» **Input material**

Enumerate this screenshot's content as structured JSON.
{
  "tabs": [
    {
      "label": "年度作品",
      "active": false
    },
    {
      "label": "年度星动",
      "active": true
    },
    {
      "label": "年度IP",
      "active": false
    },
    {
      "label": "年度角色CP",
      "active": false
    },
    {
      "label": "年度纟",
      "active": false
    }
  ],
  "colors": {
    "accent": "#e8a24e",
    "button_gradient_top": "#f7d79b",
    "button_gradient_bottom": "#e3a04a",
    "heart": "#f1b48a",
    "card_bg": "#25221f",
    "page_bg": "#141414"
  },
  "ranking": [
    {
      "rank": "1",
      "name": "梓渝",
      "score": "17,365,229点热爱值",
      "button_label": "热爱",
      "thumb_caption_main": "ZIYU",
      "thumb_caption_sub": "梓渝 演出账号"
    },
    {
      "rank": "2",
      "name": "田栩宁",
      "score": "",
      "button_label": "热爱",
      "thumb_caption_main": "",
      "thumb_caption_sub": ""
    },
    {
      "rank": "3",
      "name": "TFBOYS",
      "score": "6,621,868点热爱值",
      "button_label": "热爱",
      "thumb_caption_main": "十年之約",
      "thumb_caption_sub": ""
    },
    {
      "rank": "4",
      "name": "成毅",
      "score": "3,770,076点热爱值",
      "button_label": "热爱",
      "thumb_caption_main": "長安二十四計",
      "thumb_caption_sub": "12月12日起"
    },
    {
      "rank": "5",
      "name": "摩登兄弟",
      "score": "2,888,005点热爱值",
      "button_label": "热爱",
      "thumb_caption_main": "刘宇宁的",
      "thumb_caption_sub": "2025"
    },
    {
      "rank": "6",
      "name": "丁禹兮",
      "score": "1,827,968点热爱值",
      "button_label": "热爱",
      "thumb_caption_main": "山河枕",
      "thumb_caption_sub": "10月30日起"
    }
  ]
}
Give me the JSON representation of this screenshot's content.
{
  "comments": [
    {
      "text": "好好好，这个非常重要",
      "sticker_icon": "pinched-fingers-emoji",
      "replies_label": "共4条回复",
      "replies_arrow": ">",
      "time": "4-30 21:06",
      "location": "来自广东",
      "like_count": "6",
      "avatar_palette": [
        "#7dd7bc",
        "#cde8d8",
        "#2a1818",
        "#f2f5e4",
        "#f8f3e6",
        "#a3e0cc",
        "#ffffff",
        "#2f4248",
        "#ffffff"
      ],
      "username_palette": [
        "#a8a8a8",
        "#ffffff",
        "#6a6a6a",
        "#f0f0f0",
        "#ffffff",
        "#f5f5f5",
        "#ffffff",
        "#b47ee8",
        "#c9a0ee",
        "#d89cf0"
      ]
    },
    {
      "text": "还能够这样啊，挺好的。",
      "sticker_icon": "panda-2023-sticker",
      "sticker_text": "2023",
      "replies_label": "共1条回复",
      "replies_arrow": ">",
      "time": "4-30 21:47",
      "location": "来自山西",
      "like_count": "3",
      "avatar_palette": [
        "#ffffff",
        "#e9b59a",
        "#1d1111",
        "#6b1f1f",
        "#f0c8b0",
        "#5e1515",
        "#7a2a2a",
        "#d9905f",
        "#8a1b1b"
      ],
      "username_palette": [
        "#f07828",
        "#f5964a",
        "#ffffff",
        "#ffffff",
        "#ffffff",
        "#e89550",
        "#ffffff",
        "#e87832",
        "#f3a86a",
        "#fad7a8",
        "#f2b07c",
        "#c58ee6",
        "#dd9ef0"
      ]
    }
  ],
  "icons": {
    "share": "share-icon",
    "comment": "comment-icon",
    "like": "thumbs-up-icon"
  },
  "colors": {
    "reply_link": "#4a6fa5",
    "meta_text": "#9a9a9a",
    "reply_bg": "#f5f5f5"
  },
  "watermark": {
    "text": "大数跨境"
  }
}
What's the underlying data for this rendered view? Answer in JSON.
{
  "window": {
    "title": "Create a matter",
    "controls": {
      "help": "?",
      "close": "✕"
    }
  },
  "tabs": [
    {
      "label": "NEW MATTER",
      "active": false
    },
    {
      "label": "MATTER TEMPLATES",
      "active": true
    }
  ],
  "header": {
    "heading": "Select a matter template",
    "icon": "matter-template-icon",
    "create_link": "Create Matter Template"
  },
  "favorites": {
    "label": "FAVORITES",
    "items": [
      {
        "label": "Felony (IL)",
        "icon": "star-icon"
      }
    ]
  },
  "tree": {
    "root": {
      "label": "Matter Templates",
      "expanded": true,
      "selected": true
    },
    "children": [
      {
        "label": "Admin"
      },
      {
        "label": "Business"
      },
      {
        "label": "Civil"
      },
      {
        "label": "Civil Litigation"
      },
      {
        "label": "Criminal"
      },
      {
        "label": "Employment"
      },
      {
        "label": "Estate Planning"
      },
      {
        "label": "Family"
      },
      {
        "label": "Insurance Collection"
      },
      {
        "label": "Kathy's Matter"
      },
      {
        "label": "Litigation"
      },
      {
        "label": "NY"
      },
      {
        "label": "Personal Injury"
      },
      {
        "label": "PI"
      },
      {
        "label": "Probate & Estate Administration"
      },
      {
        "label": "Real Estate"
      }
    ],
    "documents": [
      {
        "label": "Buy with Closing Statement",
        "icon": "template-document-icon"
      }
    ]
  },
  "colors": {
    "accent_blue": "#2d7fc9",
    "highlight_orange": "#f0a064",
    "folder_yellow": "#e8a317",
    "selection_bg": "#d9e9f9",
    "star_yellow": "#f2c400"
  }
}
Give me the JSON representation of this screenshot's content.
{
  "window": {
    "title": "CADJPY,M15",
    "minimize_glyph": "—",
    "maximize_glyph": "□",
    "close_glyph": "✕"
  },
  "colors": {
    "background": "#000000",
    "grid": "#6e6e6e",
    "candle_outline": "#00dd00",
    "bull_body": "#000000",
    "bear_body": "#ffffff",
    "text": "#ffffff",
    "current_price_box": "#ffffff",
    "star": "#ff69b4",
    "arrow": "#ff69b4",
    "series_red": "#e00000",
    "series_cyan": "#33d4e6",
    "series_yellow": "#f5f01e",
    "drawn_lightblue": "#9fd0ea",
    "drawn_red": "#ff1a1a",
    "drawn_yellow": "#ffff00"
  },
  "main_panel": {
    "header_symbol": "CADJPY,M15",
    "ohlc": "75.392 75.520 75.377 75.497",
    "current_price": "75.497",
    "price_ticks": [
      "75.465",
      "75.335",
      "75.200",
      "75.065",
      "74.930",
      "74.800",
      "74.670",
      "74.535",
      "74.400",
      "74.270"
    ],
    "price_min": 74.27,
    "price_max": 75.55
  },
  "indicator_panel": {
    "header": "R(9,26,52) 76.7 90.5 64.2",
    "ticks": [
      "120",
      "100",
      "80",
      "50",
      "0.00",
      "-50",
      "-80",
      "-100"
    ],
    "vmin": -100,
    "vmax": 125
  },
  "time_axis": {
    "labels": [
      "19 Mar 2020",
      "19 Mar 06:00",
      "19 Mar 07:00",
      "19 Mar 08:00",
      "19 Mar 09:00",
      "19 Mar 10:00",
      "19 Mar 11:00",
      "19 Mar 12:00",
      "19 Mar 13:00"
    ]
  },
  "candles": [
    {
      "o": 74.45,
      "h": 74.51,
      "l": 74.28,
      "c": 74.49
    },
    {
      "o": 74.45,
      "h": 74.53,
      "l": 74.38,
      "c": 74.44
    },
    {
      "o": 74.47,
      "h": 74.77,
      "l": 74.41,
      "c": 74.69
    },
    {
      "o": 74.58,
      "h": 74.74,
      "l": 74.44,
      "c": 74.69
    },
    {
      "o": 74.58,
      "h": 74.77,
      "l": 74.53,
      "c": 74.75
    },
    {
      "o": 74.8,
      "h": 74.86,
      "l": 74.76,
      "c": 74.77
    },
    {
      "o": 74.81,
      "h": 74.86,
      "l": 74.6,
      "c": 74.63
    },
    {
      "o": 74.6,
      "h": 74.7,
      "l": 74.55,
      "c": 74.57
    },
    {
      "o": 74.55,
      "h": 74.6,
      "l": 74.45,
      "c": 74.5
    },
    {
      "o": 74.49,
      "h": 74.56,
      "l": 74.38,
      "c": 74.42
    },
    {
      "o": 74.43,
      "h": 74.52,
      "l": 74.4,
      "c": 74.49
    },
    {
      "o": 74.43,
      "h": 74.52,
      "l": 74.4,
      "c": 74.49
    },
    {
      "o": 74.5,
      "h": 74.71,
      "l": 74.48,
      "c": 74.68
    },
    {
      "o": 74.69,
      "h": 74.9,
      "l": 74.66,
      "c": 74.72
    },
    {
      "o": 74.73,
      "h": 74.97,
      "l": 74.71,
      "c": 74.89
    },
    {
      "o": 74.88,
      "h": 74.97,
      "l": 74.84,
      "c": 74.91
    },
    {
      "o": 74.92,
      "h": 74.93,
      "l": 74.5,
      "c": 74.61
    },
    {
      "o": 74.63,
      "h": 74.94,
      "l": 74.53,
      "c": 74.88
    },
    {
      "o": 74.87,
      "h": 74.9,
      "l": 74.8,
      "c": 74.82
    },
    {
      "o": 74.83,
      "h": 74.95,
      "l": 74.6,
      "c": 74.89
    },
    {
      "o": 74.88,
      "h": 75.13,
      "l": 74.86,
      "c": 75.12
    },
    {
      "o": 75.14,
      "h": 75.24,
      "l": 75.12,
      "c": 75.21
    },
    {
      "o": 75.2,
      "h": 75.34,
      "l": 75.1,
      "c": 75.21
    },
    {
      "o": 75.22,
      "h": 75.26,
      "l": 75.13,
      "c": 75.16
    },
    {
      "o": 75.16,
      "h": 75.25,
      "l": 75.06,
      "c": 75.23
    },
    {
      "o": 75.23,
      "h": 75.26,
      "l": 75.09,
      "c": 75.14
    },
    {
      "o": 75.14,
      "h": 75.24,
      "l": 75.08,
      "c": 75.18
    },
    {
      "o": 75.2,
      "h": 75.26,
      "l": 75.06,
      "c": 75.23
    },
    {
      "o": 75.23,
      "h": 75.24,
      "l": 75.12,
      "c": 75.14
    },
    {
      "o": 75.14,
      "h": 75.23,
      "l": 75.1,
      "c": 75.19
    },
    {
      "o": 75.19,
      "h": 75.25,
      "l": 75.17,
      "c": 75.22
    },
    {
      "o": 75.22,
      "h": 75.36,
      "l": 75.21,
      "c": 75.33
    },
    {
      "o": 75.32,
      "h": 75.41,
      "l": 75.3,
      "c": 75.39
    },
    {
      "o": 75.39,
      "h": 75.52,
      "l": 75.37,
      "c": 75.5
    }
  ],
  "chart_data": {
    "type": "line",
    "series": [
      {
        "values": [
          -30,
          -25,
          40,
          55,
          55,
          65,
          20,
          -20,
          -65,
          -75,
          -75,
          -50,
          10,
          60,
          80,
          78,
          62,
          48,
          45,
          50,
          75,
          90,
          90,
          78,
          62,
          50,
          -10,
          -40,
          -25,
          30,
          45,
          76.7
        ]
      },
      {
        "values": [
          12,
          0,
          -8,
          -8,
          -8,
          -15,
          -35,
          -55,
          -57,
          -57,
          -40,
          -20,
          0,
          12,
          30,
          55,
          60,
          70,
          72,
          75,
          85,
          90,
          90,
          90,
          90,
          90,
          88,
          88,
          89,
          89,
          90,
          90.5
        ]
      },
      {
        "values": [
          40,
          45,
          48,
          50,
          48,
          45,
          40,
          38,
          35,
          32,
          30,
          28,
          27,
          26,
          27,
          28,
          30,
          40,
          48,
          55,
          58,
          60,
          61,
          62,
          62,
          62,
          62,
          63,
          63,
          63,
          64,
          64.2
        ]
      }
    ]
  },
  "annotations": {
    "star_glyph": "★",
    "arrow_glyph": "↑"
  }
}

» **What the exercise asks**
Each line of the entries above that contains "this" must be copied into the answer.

» **Result**
Enumerate this screenshot's content as structured JSON.
Give me the JSON representation of this screenshot's content.
What's the underlying data for this rendered view? Answer in JSON.
Give me the JSON representation of this screenshot's content.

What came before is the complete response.